Extremely rare map of Tibet, from an undetermined German source.
The following description is excerpted from Sven Heiden's "Southern Tibet: Discoveries in former times compared with my own researches in 1906-1908", in Volum VII History of the Exploration in the Kara-Koraum Mountains (Leipzig, 1922) (Chapter XIII).
Before proceeding any farther in our historical account, we have to consider a few maps embracing a period of 30 years, or from 1790 to 1819. Of a few of these maps which seemed to be of greater interest than the rest, I have reproductions made. . . . I have only picked out a few which would give quite a sufficient idea of the cartographical picture of Tibet at this epoch. I begin with a German map, the original of which is to be found at the State Library of Berlin. Its title is: Carte von Tibet nach den neuesten Nachrichten entworfen 1790 (PI. XIII). It is a very rough and clumsy sketch from a technical point of view, but it is interesting as a representation of geographical detail. The sources are not mentioned but, as far as Tibet is concerned, we easily find traces of D'Anville, Tieffenthaler and Rennell. On the Upper Indus we find Tschasircong, Latak and Pitoc exactly as on d'Anville's map, and the river joins the branch from the lakes forming the Ganges, though the name »Ganga ou Fleuve», is not entered on the river which in reality is the Sadej. On the latter, Latang, Tsaprong and Tschumurti are entered. North of the Latak River, which in reality is the Upper Indus, there is a latitudinal range of hills, from which a ramification is directed N. E. with Rutuh on its southern and See Tsarin on its northern side; exactly like d'Anville.

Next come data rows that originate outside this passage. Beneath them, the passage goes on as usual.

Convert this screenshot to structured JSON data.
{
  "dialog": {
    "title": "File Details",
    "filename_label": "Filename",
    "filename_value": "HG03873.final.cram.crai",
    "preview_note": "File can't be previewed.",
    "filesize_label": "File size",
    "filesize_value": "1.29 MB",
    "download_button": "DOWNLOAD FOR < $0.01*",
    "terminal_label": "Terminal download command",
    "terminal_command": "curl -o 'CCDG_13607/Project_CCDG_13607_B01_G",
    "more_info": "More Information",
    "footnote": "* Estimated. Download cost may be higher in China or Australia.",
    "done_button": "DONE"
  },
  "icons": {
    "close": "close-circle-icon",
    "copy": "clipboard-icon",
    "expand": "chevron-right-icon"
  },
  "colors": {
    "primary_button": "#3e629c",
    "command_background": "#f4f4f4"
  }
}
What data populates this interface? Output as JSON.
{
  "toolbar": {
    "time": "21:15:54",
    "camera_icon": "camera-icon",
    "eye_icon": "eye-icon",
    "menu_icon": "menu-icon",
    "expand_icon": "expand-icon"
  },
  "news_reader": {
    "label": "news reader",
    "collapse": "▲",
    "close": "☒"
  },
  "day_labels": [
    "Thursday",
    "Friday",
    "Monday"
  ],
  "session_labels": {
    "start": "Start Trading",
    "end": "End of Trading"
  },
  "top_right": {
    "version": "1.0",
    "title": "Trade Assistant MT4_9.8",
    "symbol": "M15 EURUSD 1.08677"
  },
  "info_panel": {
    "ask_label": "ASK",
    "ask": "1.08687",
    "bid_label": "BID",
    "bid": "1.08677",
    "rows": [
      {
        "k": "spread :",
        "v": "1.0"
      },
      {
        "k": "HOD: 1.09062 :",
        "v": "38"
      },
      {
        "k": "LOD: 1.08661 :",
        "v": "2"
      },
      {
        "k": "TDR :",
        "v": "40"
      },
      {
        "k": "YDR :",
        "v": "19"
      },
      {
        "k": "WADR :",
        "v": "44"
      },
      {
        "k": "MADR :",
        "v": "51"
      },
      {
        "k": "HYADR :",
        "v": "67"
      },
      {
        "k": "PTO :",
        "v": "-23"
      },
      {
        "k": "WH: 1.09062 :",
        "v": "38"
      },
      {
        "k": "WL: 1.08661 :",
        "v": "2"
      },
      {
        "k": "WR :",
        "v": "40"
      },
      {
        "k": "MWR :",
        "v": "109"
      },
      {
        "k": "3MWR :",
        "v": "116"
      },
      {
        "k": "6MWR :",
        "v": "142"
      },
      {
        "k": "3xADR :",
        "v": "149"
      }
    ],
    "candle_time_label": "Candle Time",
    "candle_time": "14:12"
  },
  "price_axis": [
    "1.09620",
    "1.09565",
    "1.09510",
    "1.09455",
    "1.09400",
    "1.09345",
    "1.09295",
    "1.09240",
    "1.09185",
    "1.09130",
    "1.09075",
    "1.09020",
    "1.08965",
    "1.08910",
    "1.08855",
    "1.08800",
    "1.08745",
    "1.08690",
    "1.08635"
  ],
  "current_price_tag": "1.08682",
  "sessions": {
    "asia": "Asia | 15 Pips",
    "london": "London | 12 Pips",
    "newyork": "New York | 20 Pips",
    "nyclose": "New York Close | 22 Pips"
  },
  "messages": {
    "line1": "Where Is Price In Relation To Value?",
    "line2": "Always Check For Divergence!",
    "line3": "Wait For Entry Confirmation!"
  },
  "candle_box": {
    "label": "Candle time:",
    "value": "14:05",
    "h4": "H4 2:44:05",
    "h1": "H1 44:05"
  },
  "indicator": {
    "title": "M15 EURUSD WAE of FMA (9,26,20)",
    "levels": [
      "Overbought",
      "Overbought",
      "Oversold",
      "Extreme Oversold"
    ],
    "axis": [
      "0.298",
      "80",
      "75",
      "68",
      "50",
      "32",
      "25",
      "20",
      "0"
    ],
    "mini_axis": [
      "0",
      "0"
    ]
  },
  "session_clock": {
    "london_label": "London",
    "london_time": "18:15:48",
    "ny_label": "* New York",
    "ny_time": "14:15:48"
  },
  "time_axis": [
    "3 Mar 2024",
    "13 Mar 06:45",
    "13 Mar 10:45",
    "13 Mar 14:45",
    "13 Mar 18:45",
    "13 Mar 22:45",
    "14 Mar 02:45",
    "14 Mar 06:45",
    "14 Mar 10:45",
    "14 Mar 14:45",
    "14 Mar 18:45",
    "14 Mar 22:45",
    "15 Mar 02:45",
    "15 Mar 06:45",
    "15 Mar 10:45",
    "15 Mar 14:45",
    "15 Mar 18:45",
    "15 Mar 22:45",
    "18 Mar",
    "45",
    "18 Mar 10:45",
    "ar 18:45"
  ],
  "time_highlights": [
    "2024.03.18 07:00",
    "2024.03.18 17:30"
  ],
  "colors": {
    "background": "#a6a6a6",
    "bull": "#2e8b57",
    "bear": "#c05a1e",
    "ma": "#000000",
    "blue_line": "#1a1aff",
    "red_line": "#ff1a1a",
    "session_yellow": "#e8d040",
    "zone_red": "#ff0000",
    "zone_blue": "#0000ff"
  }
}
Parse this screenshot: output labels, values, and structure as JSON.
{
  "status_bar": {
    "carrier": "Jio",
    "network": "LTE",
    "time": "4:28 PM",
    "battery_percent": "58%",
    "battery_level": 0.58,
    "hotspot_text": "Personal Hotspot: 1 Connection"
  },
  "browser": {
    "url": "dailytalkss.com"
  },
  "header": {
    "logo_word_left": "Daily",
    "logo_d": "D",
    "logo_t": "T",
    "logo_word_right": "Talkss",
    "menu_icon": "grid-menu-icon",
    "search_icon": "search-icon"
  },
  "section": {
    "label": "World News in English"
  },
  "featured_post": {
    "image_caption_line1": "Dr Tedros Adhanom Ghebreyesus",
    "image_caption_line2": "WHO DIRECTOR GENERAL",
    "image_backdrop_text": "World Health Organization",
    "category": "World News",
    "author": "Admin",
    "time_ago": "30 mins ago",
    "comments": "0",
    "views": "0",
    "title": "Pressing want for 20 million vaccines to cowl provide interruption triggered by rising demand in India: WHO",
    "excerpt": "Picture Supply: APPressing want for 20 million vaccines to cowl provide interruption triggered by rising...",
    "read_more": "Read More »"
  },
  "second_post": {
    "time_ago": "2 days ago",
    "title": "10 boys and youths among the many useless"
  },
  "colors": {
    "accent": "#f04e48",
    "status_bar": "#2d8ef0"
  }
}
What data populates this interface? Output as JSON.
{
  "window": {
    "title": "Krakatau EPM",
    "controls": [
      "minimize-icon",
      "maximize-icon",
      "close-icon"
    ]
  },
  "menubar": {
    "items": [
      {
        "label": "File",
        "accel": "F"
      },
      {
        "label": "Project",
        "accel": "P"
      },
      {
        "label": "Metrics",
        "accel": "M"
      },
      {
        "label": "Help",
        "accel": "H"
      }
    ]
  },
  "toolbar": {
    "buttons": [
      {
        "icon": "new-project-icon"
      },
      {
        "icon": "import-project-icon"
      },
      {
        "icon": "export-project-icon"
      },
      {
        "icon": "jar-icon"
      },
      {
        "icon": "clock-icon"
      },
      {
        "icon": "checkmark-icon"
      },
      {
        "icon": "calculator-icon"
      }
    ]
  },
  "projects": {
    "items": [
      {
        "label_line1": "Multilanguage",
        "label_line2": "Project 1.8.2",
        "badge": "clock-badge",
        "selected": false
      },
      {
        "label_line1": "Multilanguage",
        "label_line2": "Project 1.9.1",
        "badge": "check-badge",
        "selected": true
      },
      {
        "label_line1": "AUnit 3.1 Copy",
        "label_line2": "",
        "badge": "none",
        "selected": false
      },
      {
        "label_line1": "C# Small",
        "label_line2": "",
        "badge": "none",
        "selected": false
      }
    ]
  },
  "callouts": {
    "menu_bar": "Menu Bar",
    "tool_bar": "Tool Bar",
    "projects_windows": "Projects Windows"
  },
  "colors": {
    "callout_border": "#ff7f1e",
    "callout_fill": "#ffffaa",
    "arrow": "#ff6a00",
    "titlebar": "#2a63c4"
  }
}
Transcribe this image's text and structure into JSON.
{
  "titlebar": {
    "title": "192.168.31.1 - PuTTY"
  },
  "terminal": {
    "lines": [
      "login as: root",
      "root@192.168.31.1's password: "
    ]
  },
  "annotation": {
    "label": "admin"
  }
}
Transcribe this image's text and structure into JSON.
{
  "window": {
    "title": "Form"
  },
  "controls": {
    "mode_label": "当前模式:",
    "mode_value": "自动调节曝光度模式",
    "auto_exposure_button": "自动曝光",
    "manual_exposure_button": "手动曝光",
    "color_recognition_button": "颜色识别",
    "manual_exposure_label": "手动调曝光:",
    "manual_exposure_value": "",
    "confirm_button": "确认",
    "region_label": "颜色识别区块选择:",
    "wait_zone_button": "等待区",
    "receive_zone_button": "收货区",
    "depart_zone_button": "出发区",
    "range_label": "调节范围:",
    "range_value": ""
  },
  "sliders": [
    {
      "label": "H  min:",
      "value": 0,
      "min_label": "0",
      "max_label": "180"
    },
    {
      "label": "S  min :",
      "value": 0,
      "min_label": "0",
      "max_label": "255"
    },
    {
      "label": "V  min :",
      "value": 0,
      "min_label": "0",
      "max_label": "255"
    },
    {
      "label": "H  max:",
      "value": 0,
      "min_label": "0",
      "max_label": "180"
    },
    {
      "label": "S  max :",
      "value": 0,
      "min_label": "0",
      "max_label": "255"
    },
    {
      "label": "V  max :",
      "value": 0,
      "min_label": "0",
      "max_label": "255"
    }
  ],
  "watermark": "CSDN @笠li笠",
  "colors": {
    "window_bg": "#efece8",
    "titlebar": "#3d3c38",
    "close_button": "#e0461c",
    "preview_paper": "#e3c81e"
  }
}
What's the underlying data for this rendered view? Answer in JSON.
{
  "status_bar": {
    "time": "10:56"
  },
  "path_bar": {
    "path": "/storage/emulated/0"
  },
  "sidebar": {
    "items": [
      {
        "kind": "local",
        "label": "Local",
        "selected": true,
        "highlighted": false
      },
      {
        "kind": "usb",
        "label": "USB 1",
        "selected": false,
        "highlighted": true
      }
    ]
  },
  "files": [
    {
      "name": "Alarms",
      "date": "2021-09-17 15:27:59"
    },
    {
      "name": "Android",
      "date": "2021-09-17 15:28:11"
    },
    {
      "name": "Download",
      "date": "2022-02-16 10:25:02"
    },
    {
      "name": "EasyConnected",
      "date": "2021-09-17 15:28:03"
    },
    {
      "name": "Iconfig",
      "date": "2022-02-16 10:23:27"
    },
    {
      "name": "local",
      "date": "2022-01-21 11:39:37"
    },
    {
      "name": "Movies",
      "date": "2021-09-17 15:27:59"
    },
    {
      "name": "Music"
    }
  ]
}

The eastern continuation of the principal range is called Kiangli oder Kangli Berge, corresponding to d'Anville's Kiancri M. , all three of course standing for Kangri or Ice Mountain, usually written Gangri. The sources of the Tsangpo or Brahmaputra are taken from d'Anville; even the Nauk. is present.
In this general situation created by the Lamas of Kang Hi and digested by D'Anville, the map of 1790 has adopted the hydrographical views of Tieffenthaler, so far as the two famous lakes are concerned.' But Tieffenthaler makes the Satlej take its origin from Mansaroar (See Mansaroar oder Mapang on the map), whereas the map of 1790 combines Tieftenthaler and d'Anville, and lets the Satlej of the former be the same river as the Ganga of the latter. The river from the Lanka Dhe is in both cases the Gagra. The temple of Mahadeo, i. e. Tugu-gompa is adopted. On the other hand the draftsman has not been able to accept the bifurcation of Tieffenthaler, who lets the Brahmaputra take its origin from Manasarovar. In this case he finds it more safe to follow d'Anville. The regions farther east are all taken from the French cartographer.
Augustus Petermann in his Geographische Mitteilungen (26 Band 1880) at page 15, credits the map to Forster's 1790 Neuesten Nachrichten aus Tibet, but have have been unable to locate this work.